Despite all its robotic rule-following, you shouldn’t doubt an autonomous vehicle’s ability to navigate unusual road conditions.

When our Waymo came upon a moving truck double-parked and facing the wrong direction, I thought it would get confused, put on its emergency lights and stall on the road.
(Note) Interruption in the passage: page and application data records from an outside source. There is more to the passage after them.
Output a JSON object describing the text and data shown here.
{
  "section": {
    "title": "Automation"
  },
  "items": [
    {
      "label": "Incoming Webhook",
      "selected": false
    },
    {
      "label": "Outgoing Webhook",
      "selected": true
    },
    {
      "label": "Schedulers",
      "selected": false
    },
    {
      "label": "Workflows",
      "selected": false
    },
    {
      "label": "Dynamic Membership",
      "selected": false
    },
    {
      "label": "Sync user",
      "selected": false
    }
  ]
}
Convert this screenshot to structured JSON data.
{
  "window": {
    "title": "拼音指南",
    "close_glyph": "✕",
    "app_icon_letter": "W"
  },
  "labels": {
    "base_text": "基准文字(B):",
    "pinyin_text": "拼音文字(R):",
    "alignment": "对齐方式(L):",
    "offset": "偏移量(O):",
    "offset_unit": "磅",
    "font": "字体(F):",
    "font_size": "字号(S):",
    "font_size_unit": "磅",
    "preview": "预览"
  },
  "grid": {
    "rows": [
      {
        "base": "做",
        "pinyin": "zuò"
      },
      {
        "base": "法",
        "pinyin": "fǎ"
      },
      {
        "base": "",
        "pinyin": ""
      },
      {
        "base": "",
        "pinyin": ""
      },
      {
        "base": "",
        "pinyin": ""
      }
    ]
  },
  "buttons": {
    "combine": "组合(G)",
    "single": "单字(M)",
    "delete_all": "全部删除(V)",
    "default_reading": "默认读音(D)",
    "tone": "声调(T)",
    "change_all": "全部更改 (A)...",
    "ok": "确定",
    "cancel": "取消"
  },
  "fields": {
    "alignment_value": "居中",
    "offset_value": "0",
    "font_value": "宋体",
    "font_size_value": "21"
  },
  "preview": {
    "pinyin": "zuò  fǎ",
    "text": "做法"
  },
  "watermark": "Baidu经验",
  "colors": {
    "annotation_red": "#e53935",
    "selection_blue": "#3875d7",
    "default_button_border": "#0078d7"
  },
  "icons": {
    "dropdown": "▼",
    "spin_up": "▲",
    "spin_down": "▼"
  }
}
Instead, the Waymo simply went around the van, briefly sliding into the opposite lane, which was empty.

A self-driving Waymo robotaxi navigates its way around a double-parked moving van that is facing the wrong way. | Matthew Kupfer/The Standard

Enjoy the Pedestrian Reactions

Some people love 'em. Some people hate 'em. And some people pop traffic cones on the hood to disable 'em

Either way, the pedestrian reactions to autonomous vehicles are part of the fun of riding one.

After buying a jar of cured herring (delicious with fried potatoes and a shot of vodka) and a bag of Ukrainian candy at Europa Express, we called another Waymo. As we pulled out of La Playa Street, an older Eastern European immigrant watched the car with a look of awe. 

At another point in the journey, a group of tourists eyed the car with interest. A woman pointed out the driverless Waymo to a toddler.

A man gestures toward a driverless Waymo car outside Openhouse SF, an LGBTQ+ senior living center on Laguna Street. He also threw his cigarette butt in the direction of the car. | Jeremy Chen/The Standard | Source: Jeremy Chen/The Standard

Not everyone was excited. Outside the Openhouse SF community for LGBTQ+ seniors, one man gestured angrily at our Waymo and eventually hurled a cigarette butt in its direction.

But even that couldn’t spoil the odd fun of watching that steering wheel turn on its own accord as the streets of San Francisco rolled by.